Section 139 states in pertinent part: "(a) Except as provided in Sections 71 and 136.1, any person who has been convicted of any felony offense [46 Cal. App. 4th 841] specified in Section 12021.1 who willfully and maliciously communicates to a witness to, or a victim of, the crime for which the person was convicted, a credible threat to use force or violence upon that person or that person's immediate family, shall be punished by imprisonment in the county jail not exceeding one year or by imprisonment in the state prison for two, three, or four years." (Italics added.)

Section 71 provides in pertinent part: "Every person who, with intent to cause, attempts to cause, or causes, any officer or employee of any public or private educational institution or any public officer or employee to do, or refrain from doing, any act in the performance of his duties, by means of a threat, directly communicated to such person, to inflict an unlawful injury upon any person or property, and it reasonably appears to the recipient of the threat that such threat could be carried out, is guilty of a public offense punishable as follows: ..." (Italics added.)

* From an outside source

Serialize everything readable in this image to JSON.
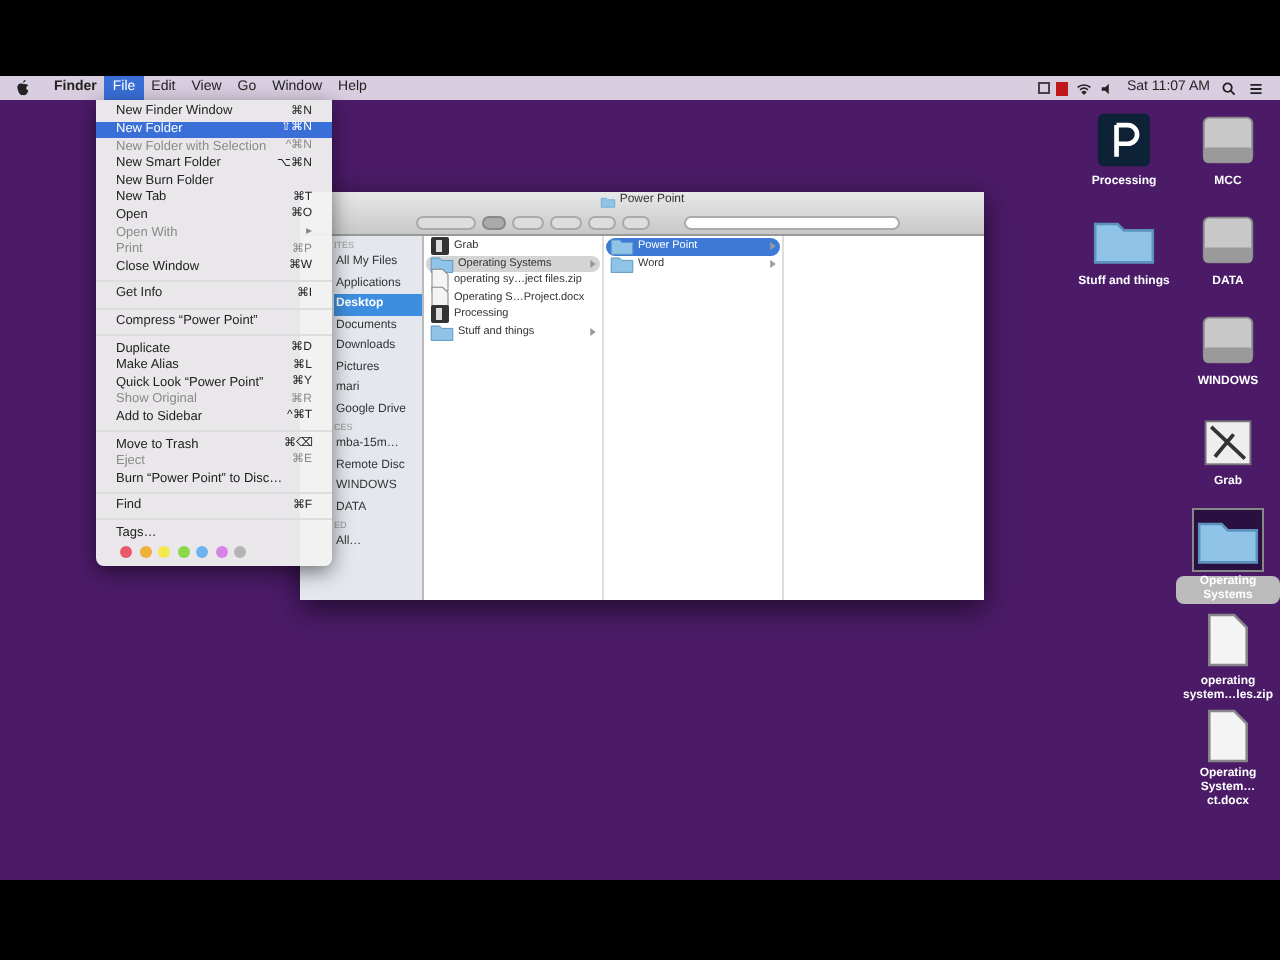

[1a] Defendant's position is essentially that a threat is not a threat in violation of section 140 unless it is communicated. The Attorney General's position is that if the Legislature had intended communication of the threat to be an element of section 140, it would have included the word "communicate" as it has in other statutes prohibiting threats, such as sections 139, subdivision (a), and 71 quoted above. (E.g., § 137, subd. (b) [threat intended to dissuade witness from telling truth]; § 11412 [threat intended to inhibit religious exercise].)

Other cases involving section 140 have not considered this issue. (E.g., People v. McDaniel (1994) 22 Cal. App. 4th 278, 283-284 [27 Cal. Rptr. 2d 306].) People v. Carrera (1989) 49 Cal. 3d 291 [261 Cal. Rptr. 348, 777 P.2d 121], on which defendant relies, does not dictate a different conclusion. The Supreme Court simply rejected a defendant's argument that there was insufficient evidence that the threat was communicated to the potential victim. (Id. at p. 341.) We do not understand Carrera to have implicitly adopted the defendant's argument that communication was an element of the offense.

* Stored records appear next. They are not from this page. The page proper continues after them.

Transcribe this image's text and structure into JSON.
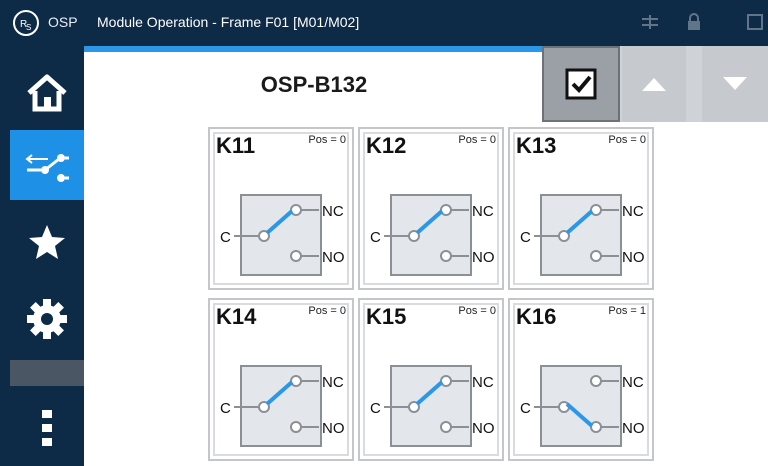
{
  "titlebar": {
    "app_name": "OSP",
    "window_title": "Module Operation - Frame F01 [M01/M02]"
  },
  "sidebar": {
    "items": [
      {
        "name": "home",
        "icon": "home-icon",
        "active": false
      },
      {
        "name": "switch",
        "icon": "switch-icon",
        "active": true
      },
      {
        "name": "favorites",
        "icon": "star-icon",
        "active": false
      },
      {
        "name": "settings",
        "icon": "gear-icon",
        "active": false
      },
      {
        "name": "more",
        "icon": "more-vertical-icon",
        "active": false
      }
    ]
  },
  "header": {
    "title": "OSP-B132",
    "buttons": [
      "checkbox-icon",
      "arrow-up-icon",
      "arrow-down-icon"
    ]
  },
  "colors": {
    "navy": "#0d2a46",
    "accent_blue": "#1e90e6",
    "switch_blue": "#2b97e8",
    "panel_grey": "#e3e6ea"
  },
  "relays": [
    {
      "name": "K11",
      "pos": "Pos = 0",
      "label_c": "C",
      "label_nc": "NC",
      "label_no": "NO",
      "state": 0
    },
    {
      "name": "K12",
      "pos": "Pos = 0",
      "label_c": "C",
      "label_nc": "NC",
      "label_no": "NO",
      "state": 0
    },
    {
      "name": "K13",
      "pos": "Pos = 0",
      "label_c": "C",
      "label_nc": "NC",
      "label_no": "NO",
      "state": 0
    },
    {
      "name": "K14",
      "pos": "Pos = 0",
      "label_c": "C",
      "label_nc": "NC",
      "label_no": "NO",
      "state": 0
    },
    {
      "name": "K15",
      "pos": "Pos = 0",
      "label_c": "C",
      "label_nc": "NC",
      "label_no": "NO",
      "state": 0
    },
    {
      "name": "K16",
      "pos": "Pos = 1",
      "label_c": "C",
      "label_nc": "NC",
      "label_no": "NO",
      "state": 1
    }
  ]
}
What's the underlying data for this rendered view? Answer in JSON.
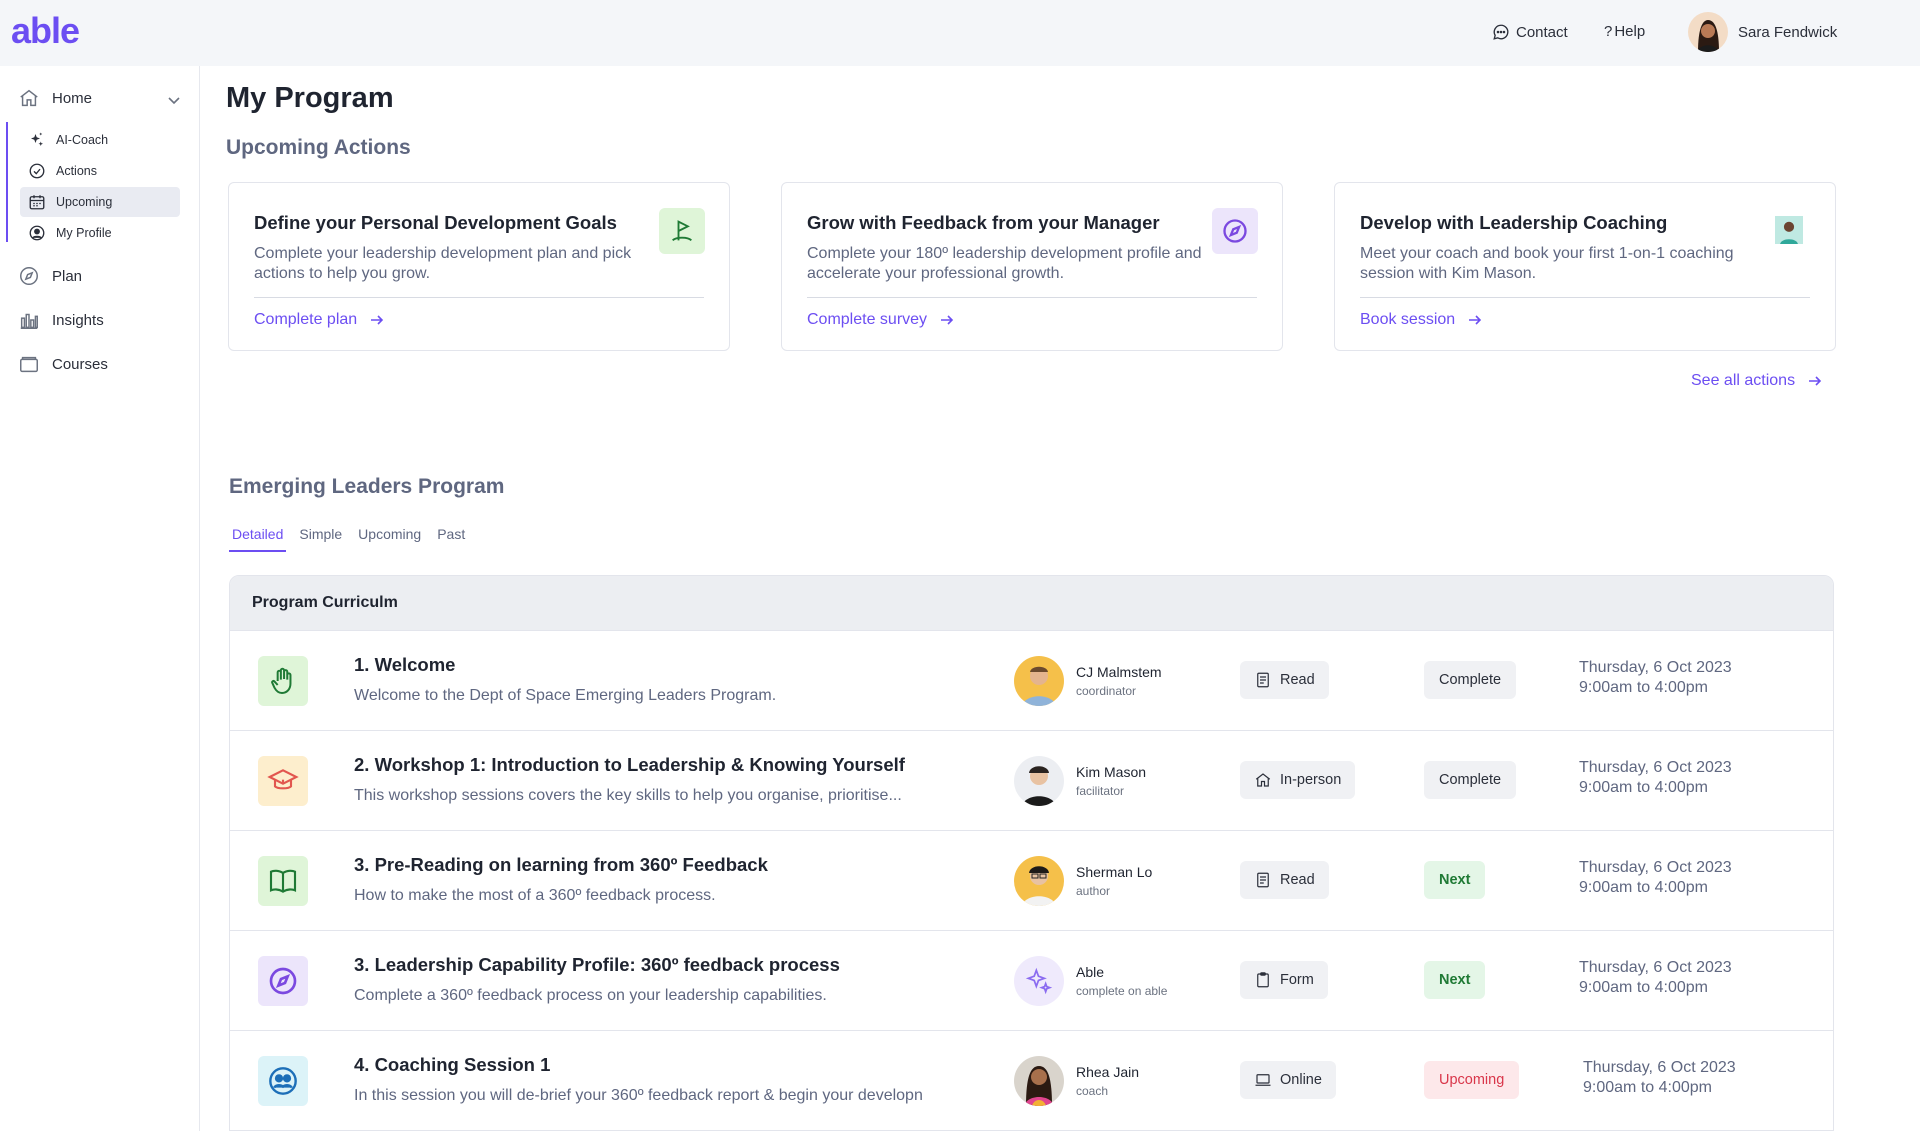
{
  "app": {
    "logo": "able"
  },
  "topbar": {
    "contact": "Contact",
    "help": "Help",
    "user_name": "Sara Fendwick"
  },
  "sidebar": {
    "home": "Home",
    "sub_items": [
      "AI-Coach",
      "Actions",
      "Upcoming",
      "My Profile"
    ],
    "active_sub": "Upcoming",
    "plan": "Plan",
    "insights": "Insights",
    "courses": "Courses"
  },
  "main": {
    "title": "My Program",
    "upcoming_title": "Upcoming Actions",
    "cards": [
      {
        "title": "Define your Personal Development Goals",
        "desc": "Complete your leadership development plan and pick actions to help you grow.",
        "link": "Complete plan",
        "icon": "flag-icon",
        "color": "#dff5d8"
      },
      {
        "title": "Grow with Feedback from your Manager",
        "desc": "Complete your 180º leadership development profile and accelerate your professional growth.",
        "link": "Complete survey",
        "icon": "compass-icon",
        "color": "#ece5fb"
      },
      {
        "title": "Develop with Leadership Coaching",
        "desc": "Meet your coach and book your first 1-on-1 coaching session with Kim Mason.",
        "link": "Book session",
        "icon": "coach-avatar",
        "color": "#ffffff"
      }
    ],
    "see_all": "See all actions",
    "program_title": "Emerging Leaders Program",
    "tabs": [
      "Detailed",
      "Simple",
      "Upcoming",
      "Past"
    ],
    "active_tab": "Detailed",
    "curriculum": {
      "header": "Program Curriculm",
      "rows": [
        {
          "title": "1. Welcome",
          "desc": "Welcome to the Dept of Space Emerging Leaders Program.",
          "icon": "hand-icon",
          "person": "CJ Malmstem",
          "role": "coordinator",
          "type": "Read",
          "type_icon": "document-icon",
          "status": "Complete",
          "date": "Thursday, 6 Oct 2023",
          "time": "9:00am to 4:00pm"
        },
        {
          "title": "2. Workshop 1: Introduction to Leadership & Knowing Yourself",
          "desc": "This workshop sessions covers the key skills to help you organise, prioritise...",
          "icon": "graduation-cap-icon",
          "person": "Kim Mason",
          "role": "facilitator",
          "type": "In-person",
          "type_icon": "house-icon",
          "status": "Complete",
          "date": "Thursday, 6 Oct 2023",
          "time": "9:00am to 4:00pm"
        },
        {
          "title": "3. Pre-Reading on learning from 360º Feedback",
          "desc": "How to make the most of a 360º feedback process.",
          "icon": "book-icon",
          "person": "Sherman Lo",
          "role": "author",
          "type": "Read",
          "type_icon": "document-icon",
          "status": "Next",
          "date": "Thursday, 6 Oct 2023",
          "time": "9:00am to 4:00pm"
        },
        {
          "title": "3. Leadership Capability Profile: 360º feedback process",
          "desc": "Complete a 360º feedback process on your leadership capabilities.",
          "icon": "compass-icon",
          "person": "Able",
          "role": "complete on able",
          "type": "Form",
          "type_icon": "clipboard-icon",
          "status": "Next",
          "date": "Thursday, 6 Oct 2023",
          "time": "9:00am to 4:00pm"
        },
        {
          "title": "4. Coaching Session 1",
          "desc": "In this session you will de-brief your 360º feedback report & begin your developn",
          "icon": "people-icon",
          "person": "Rhea Jain",
          "role": "coach",
          "type": "Online",
          "type_icon": "laptop-icon",
          "status": "Upcoming",
          "date": "Thursday, 6 Oct 2023",
          "time": "9:00am to 4:00pm"
        }
      ]
    }
  },
  "colors": {
    "accent": "#6c4ef2",
    "next_green": "#1f7a35",
    "upcoming_red": "#d9364a"
  }
}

[2] The judicial objectives in construing a statute are to ascertain and implement the legislative intent. (People v. Woodhead (1987) 43 Cal. 3d 1002, 1007 [239 Cal. Rptr. 656, 741 P.2d 154].) We seek to harmonize statutes concerning the same topic and give meaning to every part. (Id. at pp. 1009-1010.) We assume that the Legislature has used different words in describing similar crimes to apply to different situations. (Id. at p. 1010; People v. Aston (1985) 39 Cal. 3d 481, 491, fn. 9 [216 Cal. Rptr. 771, 703 P.2d 111].) [1b] If communication were an element of section 140, the Legislature would have included the words "comunication of the threat to the victim" in the statute. [46 Cal. App. 4th 842]

The obvious intent of the statute is to preserve and protect witnesses. Protection of witnesses does not require that the witness be personally aware of the threat involving force or violence. We conclude that section 140 prohibits the threats it describes, whether or not the threats are communicated to the potential victim.


The judgment is affirmed.

Cottle, P. J., and Mihara, J., concurred.

FN 1. Unspecified section references are to the Penal Code.